Rule 16b-3. 1996 changes to the so-called "short swing" profit trading rules under Section 16 of the Securities Exchange Act of 1934 (the "New Rules") greatly simplify the Section 16 analysis relating to transferable options. Section 16 subjects officers, directors and 10% shareholders ("insiders") of public companies to reporting obligations and potential liability in connection with transactions involving company securities. Rule 16b3 offers insiders broad exemptions from Section 16 with respect to compensatory transactions.
Effective November 1, 1996, options no longer have to be nontransferable to enjoy exemption under Rule 16b3. As a result, under the New Rules the grant of a transferable NSO or an amendment to an existing option to permit transferability should not be considered a "purchase" under Section 16 that can be "matched" with a sale of employer securities during the six months before and after the option grant. (Note that under the New Rules, amending an option to permit its transfer will not be treated as a cancellation/regrant for Section 16 purposes as was the case under prior rules. SEC Release 34-37260, fn. 169.)
Different rules may apply, however, in the case of options amended prior to November 1, 1996, since the amended options may be subject to the prior rules. Moreover, in the case of an option transfer by an insider to a family member living in the same household as the insider, the option will be considered indirectly owned by the insider and will remain subject to continuing reporting under Section 16(a) of the Securities Exchange Act of 1934. A plan amendment permitting option transfers does not generally require shareholder approval.
Tradeability of Shares
Form S-8 is the standard SEC registration form for public company securities to be issued to employees under employee equity plans. In essence, registration on Form S8 ensures that the shares employees receive under such plans will be freely tradeable on the open market. Unfortunately, Form S8 is generally limited to share issuances to employees and does not extend to shares issued in connection with an option transferred by the employee-donor during his or her lifetime.
Although the SEC is considering changing this limitation, under current law option shares issued to the donee of an option will not be freely traded but will instead be considered "restricted" (i.e., transferable subject to the restrictions on transfer imposed under Rule 144 of the Securities Act of 1933). As a result, shares issued to the donee will be subject to the holding period requirement under Rule 144. Under limited circumstances, Form S3 may be available to cover resale of option shares by the recipient.
Companies considering amending options to permit transfers should also be sensitive to the financial accounting consequences of such an amendment.

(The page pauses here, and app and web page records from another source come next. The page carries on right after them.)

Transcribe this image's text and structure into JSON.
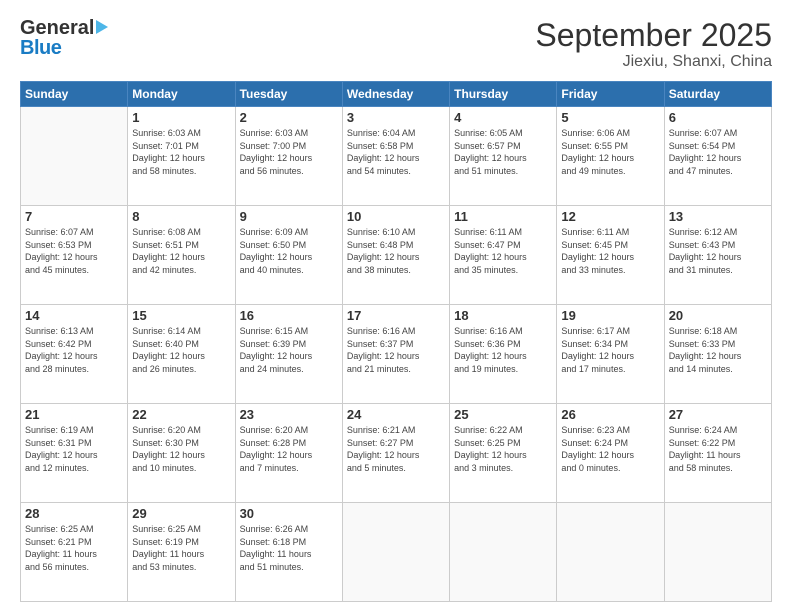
{
  "header": {
    "logo_general": "General",
    "logo_blue": "Blue",
    "title": "September 2025",
    "subtitle": "Jiexiu, Shanxi, China"
  },
  "calendar": {
    "days_of_week": [
      "Sunday",
      "Monday",
      "Tuesday",
      "Wednesday",
      "Thursday",
      "Friday",
      "Saturday"
    ],
    "weeks": [
      [
        {
          "day": "",
          "info": ""
        },
        {
          "day": "1",
          "info": "Sunrise: 6:03 AM\nSunset: 7:01 PM\nDaylight: 12 hours\nand 58 minutes."
        },
        {
          "day": "2",
          "info": "Sunrise: 6:03 AM\nSunset: 7:00 PM\nDaylight: 12 hours\nand 56 minutes."
        },
        {
          "day": "3",
          "info": "Sunrise: 6:04 AM\nSunset: 6:58 PM\nDaylight: 12 hours\nand 54 minutes."
        },
        {
          "day": "4",
          "info": "Sunrise: 6:05 AM\nSunset: 6:57 PM\nDaylight: 12 hours\nand 51 minutes."
        },
        {
          "day": "5",
          "info": "Sunrise: 6:06 AM\nSunset: 6:55 PM\nDaylight: 12 hours\nand 49 minutes."
        },
        {
          "day": "6",
          "info": "Sunrise: 6:07 AM\nSunset: 6:54 PM\nDaylight: 12 hours\nand 47 minutes."
        }
      ],
      [
        {
          "day": "7",
          "info": "Sunrise: 6:07 AM\nSunset: 6:53 PM\nDaylight: 12 hours\nand 45 minutes."
        },
        {
          "day": "8",
          "info": "Sunrise: 6:08 AM\nSunset: 6:51 PM\nDaylight: 12 hours\nand 42 minutes."
        },
        {
          "day": "9",
          "info": "Sunrise: 6:09 AM\nSunset: 6:50 PM\nDaylight: 12 hours\nand 40 minutes."
        },
        {
          "day": "10",
          "info": "Sunrise: 6:10 AM\nSunset: 6:48 PM\nDaylight: 12 hours\nand 38 minutes."
        },
        {
          "day": "11",
          "info": "Sunrise: 6:11 AM\nSunset: 6:47 PM\nDaylight: 12 hours\nand 35 minutes."
        },
        {
          "day": "12",
          "info": "Sunrise: 6:11 AM\nSunset: 6:45 PM\nDaylight: 12 hours\nand 33 minutes."
        },
        {
          "day": "13",
          "info": "Sunrise: 6:12 AM\nSunset: 6:43 PM\nDaylight: 12 hours\nand 31 minutes."
        }
      ],
      [
        {
          "day": "14",
          "info": "Sunrise: 6:13 AM\nSunset: 6:42 PM\nDaylight: 12 hours\nand 28 minutes."
        },
        {
          "day": "15",
          "info": "Sunrise: 6:14 AM\nSunset: 6:40 PM\nDaylight: 12 hours\nand 26 minutes."
        },
        {
          "day": "16",
          "info": "Sunrise: 6:15 AM\nSunset: 6:39 PM\nDaylight: 12 hours\nand 24 minutes."
        },
        {
          "day": "17",
          "info": "Sunrise: 6:16 AM\nSunset: 6:37 PM\nDaylight: 12 hours\nand 21 minutes."
        },
        {
          "day": "18",
          "info": "Sunrise: 6:16 AM\nSunset: 6:36 PM\nDaylight: 12 hours\nand 19 minutes."
        },
        {
          "day": "19",
          "info": "Sunrise: 6:17 AM\nSunset: 6:34 PM\nDaylight: 12 hours\nand 17 minutes."
        },
        {
          "day": "20",
          "info": "Sunrise: 6:18 AM\nSunset: 6:33 PM\nDaylight: 12 hours\nand 14 minutes."
        }
      ],
      [
        {
          "day": "21",
          "info": "Sunrise: 6:19 AM\nSunset: 6:31 PM\nDaylight: 12 hours\nand 12 minutes."
        },
        {
          "day": "22",
          "info": "Sunrise: 6:20 AM\nSunset: 6:30 PM\nDaylight: 12 hours\nand 10 minutes."
        },
        {
          "day": "23",
          "info": "Sunrise: 6:20 AM\nSunset: 6:28 PM\nDaylight: 12 hours\nand 7 minutes."
        },
        {
          "day": "24",
          "info": "Sunrise: 6:21 AM\nSunset: 6:27 PM\nDaylight: 12 hours\nand 5 minutes."
        },
        {
          "day": "25",
          "info": "Sunrise: 6:22 AM\nSunset: 6:25 PM\nDaylight: 12 hours\nand 3 minutes."
        },
        {
          "day": "26",
          "info": "Sunrise: 6:23 AM\nSunset: 6:24 PM\nDaylight: 12 hours\nand 0 minutes."
        },
        {
          "day": "27",
          "info": "Sunrise: 6:24 AM\nSunset: 6:22 PM\nDaylight: 11 hours\nand 58 minutes."
        }
      ],
      [
        {
          "day": "28",
          "info": "Sunrise: 6:25 AM\nSunset: 6:21 PM\nDaylight: 11 hours\nand 56 minutes."
        },
        {
          "day": "29",
          "info": "Sunrise: 6:25 AM\nSunset: 6:19 PM\nDaylight: 11 hours\nand 53 minutes."
        },
        {
          "day": "30",
          "info": "Sunrise: 6:26 AM\nSunset: 6:18 PM\nDaylight: 11 hours\nand 51 minutes."
        },
        {
          "day": "",
          "info": ""
        },
        {
          "day": "",
          "info": ""
        },
        {
          "day": "",
          "info": ""
        },
        {
          "day": "",
          "info": ""
        }
      ]
    ]
  }
}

In particular, companies should consult their auditors to determine whether such an amendment triggers a new measurement date. Amending an option to permit transfers to the employee's family or family entities (e.g., family trusts or family partnerships) should not trigger a new measurement date. If a new measurement date is triggered, the company would be required to recognize compensation expense based on the difference between the option exercise price and the value of the option shares at the time of the amendment.
The consequences of option transfers can be uncertain. ISOs cannot be transferred and continue to qualify as ISOs, but NSOs may be transferred if the option plan permits it. Employee/donors must confront a number of complex gift and income tax concerns as well as the potential lack of marketability of the transferred option shares before deciding to pursue an option transfer. Nevertheless, in certain situations the estate planning benefits of an option transfer can be substantial and may still outweigh these disadvantages.